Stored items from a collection
···

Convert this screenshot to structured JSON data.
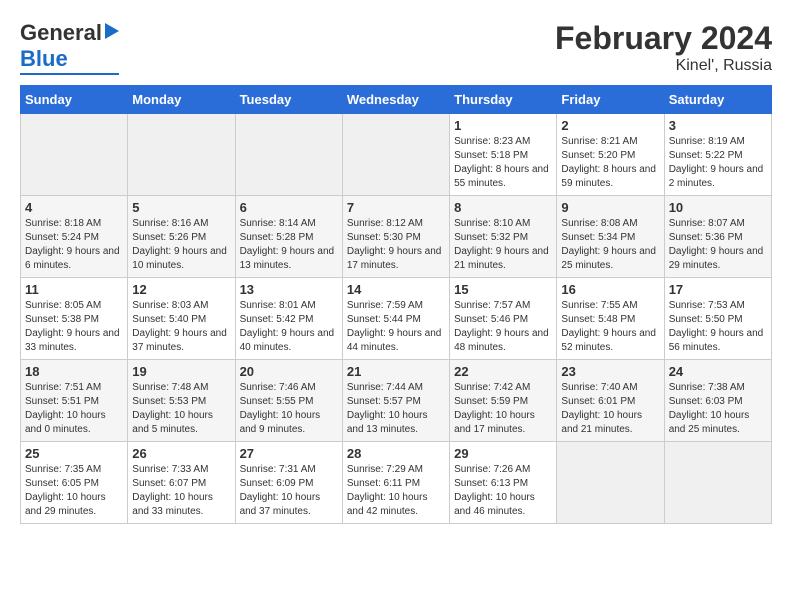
{
  "header": {
    "logo_line1": "General",
    "logo_line2": "Blue",
    "title": "February 2024",
    "subtitle": "Kinel', Russia"
  },
  "weekdays": [
    "Sunday",
    "Monday",
    "Tuesday",
    "Wednesday",
    "Thursday",
    "Friday",
    "Saturday"
  ],
  "weeks": [
    [
      {
        "num": "",
        "info": ""
      },
      {
        "num": "",
        "info": ""
      },
      {
        "num": "",
        "info": ""
      },
      {
        "num": "",
        "info": ""
      },
      {
        "num": "1",
        "info": "Sunrise: 8:23 AM\nSunset: 5:18 PM\nDaylight: 8 hours and 55 minutes."
      },
      {
        "num": "2",
        "info": "Sunrise: 8:21 AM\nSunset: 5:20 PM\nDaylight: 8 hours and 59 minutes."
      },
      {
        "num": "3",
        "info": "Sunrise: 8:19 AM\nSunset: 5:22 PM\nDaylight: 9 hours and 2 minutes."
      }
    ],
    [
      {
        "num": "4",
        "info": "Sunrise: 8:18 AM\nSunset: 5:24 PM\nDaylight: 9 hours and 6 minutes."
      },
      {
        "num": "5",
        "info": "Sunrise: 8:16 AM\nSunset: 5:26 PM\nDaylight: 9 hours and 10 minutes."
      },
      {
        "num": "6",
        "info": "Sunrise: 8:14 AM\nSunset: 5:28 PM\nDaylight: 9 hours and 13 minutes."
      },
      {
        "num": "7",
        "info": "Sunrise: 8:12 AM\nSunset: 5:30 PM\nDaylight: 9 hours and 17 minutes."
      },
      {
        "num": "8",
        "info": "Sunrise: 8:10 AM\nSunset: 5:32 PM\nDaylight: 9 hours and 21 minutes."
      },
      {
        "num": "9",
        "info": "Sunrise: 8:08 AM\nSunset: 5:34 PM\nDaylight: 9 hours and 25 minutes."
      },
      {
        "num": "10",
        "info": "Sunrise: 8:07 AM\nSunset: 5:36 PM\nDaylight: 9 hours and 29 minutes."
      }
    ],
    [
      {
        "num": "11",
        "info": "Sunrise: 8:05 AM\nSunset: 5:38 PM\nDaylight: 9 hours and 33 minutes."
      },
      {
        "num": "12",
        "info": "Sunrise: 8:03 AM\nSunset: 5:40 PM\nDaylight: 9 hours and 37 minutes."
      },
      {
        "num": "13",
        "info": "Sunrise: 8:01 AM\nSunset: 5:42 PM\nDaylight: 9 hours and 40 minutes."
      },
      {
        "num": "14",
        "info": "Sunrise: 7:59 AM\nSunset: 5:44 PM\nDaylight: 9 hours and 44 minutes."
      },
      {
        "num": "15",
        "info": "Sunrise: 7:57 AM\nSunset: 5:46 PM\nDaylight: 9 hours and 48 minutes."
      },
      {
        "num": "16",
        "info": "Sunrise: 7:55 AM\nSunset: 5:48 PM\nDaylight: 9 hours and 52 minutes."
      },
      {
        "num": "17",
        "info": "Sunrise: 7:53 AM\nSunset: 5:50 PM\nDaylight: 9 hours and 56 minutes."
      }
    ],
    [
      {
        "num": "18",
        "info": "Sunrise: 7:51 AM\nSunset: 5:51 PM\nDaylight: 10 hours and 0 minutes."
      },
      {
        "num": "19",
        "info": "Sunrise: 7:48 AM\nSunset: 5:53 PM\nDaylight: 10 hours and 5 minutes."
      },
      {
        "num": "20",
        "info": "Sunrise: 7:46 AM\nSunset: 5:55 PM\nDaylight: 10 hours and 9 minutes."
      },
      {
        "num": "21",
        "info": "Sunrise: 7:44 AM\nSunset: 5:57 PM\nDaylight: 10 hours and 13 minutes."
      },
      {
        "num": "22",
        "info": "Sunrise: 7:42 AM\nSunset: 5:59 PM\nDaylight: 10 hours and 17 minutes."
      },
      {
        "num": "23",
        "info": "Sunrise: 7:40 AM\nSunset: 6:01 PM\nDaylight: 10 hours and 21 minutes."
      },
      {
        "num": "24",
        "info": "Sunrise: 7:38 AM\nSunset: 6:03 PM\nDaylight: 10 hours and 25 minutes."
      }
    ],
    [
      {
        "num": "25",
        "info": "Sunrise: 7:35 AM\nSunset: 6:05 PM\nDaylight: 10 hours and 29 minutes."
      },
      {
        "num": "26",
        "info": "Sunrise: 7:33 AM\nSunset: 6:07 PM\nDaylight: 10 hours and 33 minutes."
      },
      {
        "num": "27",
        "info": "Sunrise: 7:31 AM\nSunset: 6:09 PM\nDaylight: 10 hours and 37 minutes."
      },
      {
        "num": "28",
        "info": "Sunrise: 7:29 AM\nSunset: 6:11 PM\nDaylight: 10 hours and 42 minutes."
      },
      {
        "num": "29",
        "info": "Sunrise: 7:26 AM\nSunset: 6:13 PM\nDaylight: 10 hours and 46 minutes."
      },
      {
        "num": "",
        "info": ""
      },
      {
        "num": "",
        "info": ""
      }
    ]
  ]
}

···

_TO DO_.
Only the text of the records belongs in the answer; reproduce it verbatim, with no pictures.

_COMPLETED TASK_.
Convert this screenshot to structured JSON data.
{
  "header": {
    "logo_line1": "General",
    "logo_line2": "Blue",
    "title": "February 2024",
    "subtitle": "Kinel', Russia"
  },
  "weekdays": [
    "Sunday",
    "Monday",
    "Tuesday",
    "Wednesday",
    "Thursday",
    "Friday",
    "Saturday"
  ],
  "weeks": [
    [
      {
        "num": "",
        "info": ""
      },
      {
        "num": "",
        "info": ""
      },
      {
        "num": "",
        "info": ""
      },
      {
        "num": "",
        "info": ""
      },
      {
        "num": "1",
        "info": "Sunrise: 8:23 AM\nSunset: 5:18 PM\nDaylight: 8 hours and 55 minutes."
      },
      {
        "num": "2",
        "info": "Sunrise: 8:21 AM\nSunset: 5:20 PM\nDaylight: 8 hours and 59 minutes."
      },
      {
        "num": "3",
        "info": "Sunrise: 8:19 AM\nSunset: 5:22 PM\nDaylight: 9 hours and 2 minutes."
      }
    ],
    [
      {
        "num": "4",
        "info": "Sunrise: 8:18 AM\nSunset: 5:24 PM\nDaylight: 9 hours and 6 minutes."
      },
      {
        "num": "5",
        "info": "Sunrise: 8:16 AM\nSunset: 5:26 PM\nDaylight: 9 hours and 10 minutes."
      },
      {
        "num": "6",
        "info": "Sunrise: 8:14 AM\nSunset: 5:28 PM\nDaylight: 9 hours and 13 minutes."
      },
      {
        "num": "7",
        "info": "Sunrise: 8:12 AM\nSunset: 5:30 PM\nDaylight: 9 hours and 17 minutes."
      },
      {
        "num": "8",
        "info": "Sunrise: 8:10 AM\nSunset: 5:32 PM\nDaylight: 9 hours and 21 minutes."
      },
      {
        "num": "9",
        "info": "Sunrise: 8:08 AM\nSunset: 5:34 PM\nDaylight: 9 hours and 25 minutes."
      },
      {
        "num": "10",
        "info": "Sunrise: 8:07 AM\nSunset: 5:36 PM\nDaylight: 9 hours and 29 minutes."
      }
    ],
    [
      {
        "num": "11",
        "info": "Sunrise: 8:05 AM\nSunset: 5:38 PM\nDaylight: 9 hours and 33 minutes."
      },
      {
        "num": "12",
        "info": "Sunrise: 8:03 AM\nSunset: 5:40 PM\nDaylight: 9 hours and 37 minutes."
      },
      {
        "num": "13",
        "info": "Sunrise: 8:01 AM\nSunset: 5:42 PM\nDaylight: 9 hours and 40 minutes."
      },
      {
        "num": "14",
        "info": "Sunrise: 7:59 AM\nSunset: 5:44 PM\nDaylight: 9 hours and 44 minutes."
      },
      {
        "num": "15",
        "info": "Sunrise: 7:57 AM\nSunset: 5:46 PM\nDaylight: 9 hours and 48 minutes."
      },
      {
        "num": "16",
        "info": "Sunrise: 7:55 AM\nSunset: 5:48 PM\nDaylight: 9 hours and 52 minutes."
      },
      {
        "num": "17",
        "info": "Sunrise: 7:53 AM\nSunset: 5:50 PM\nDaylight: 9 hours and 56 minutes."
      }
    ],
    [
      {
        "num": "18",
        "info": "Sunrise: 7:51 AM\nSunset: 5:51 PM\nDaylight: 10 hours and 0 minutes."
      },
      {
        "num": "19",
        "info": "Sunrise: 7:48 AM\nSunset: 5:53 PM\nDaylight: 10 hours and 5 minutes."
      },
      {
        "num": "20",
        "info": "Sunrise: 7:46 AM\nSunset: 5:55 PM\nDaylight: 10 hours and 9 minutes."
      },
      {
        "num": "21",
        "info": "Sunrise: 7:44 AM\nSunset: 5:57 PM\nDaylight: 10 hours and 13 minutes."
      },
      {
        "num": "22",
        "info": "Sunrise: 7:42 AM\nSunset: 5:59 PM\nDaylight: 10 hours and 17 minutes."
      },
      {
        "num": "23",
        "info": "Sunrise: 7:40 AM\nSunset: 6:01 PM\nDaylight: 10 hours and 21 minutes."
      },
      {
        "num": "24",
        "info": "Sunrise: 7:38 AM\nSunset: 6:03 PM\nDaylight: 10 hours and 25 minutes."
      }
    ],
    [
      {
        "num": "25",
        "info": "Sunrise: 7:35 AM\nSunset: 6:05 PM\nDaylight: 10 hours and 29 minutes."
      },
      {
        "num": "26",
        "info": "Sunrise: 7:33 AM\nSunset: 6:07 PM\nDaylight: 10 hours and 33 minutes."
      },
      {
        "num": "27",
        "info": "Sunrise: 7:31 AM\nSunset: 6:09 PM\nDaylight: 10 hours and 37 minutes."
      },
      {
        "num": "28",
        "info": "Sunrise: 7:29 AM\nSunset: 6:11 PM\nDaylight: 10 hours and 42 minutes."
      },
      {
        "num": "29",
        "info": "Sunrise: 7:26 AM\nSunset: 6:13 PM\nDaylight: 10 hours and 46 minutes."
      },
      {
        "num": "",
        "info": ""
      },
      {
        "num": "",
        "info": ""
      }
    ]
  ]
}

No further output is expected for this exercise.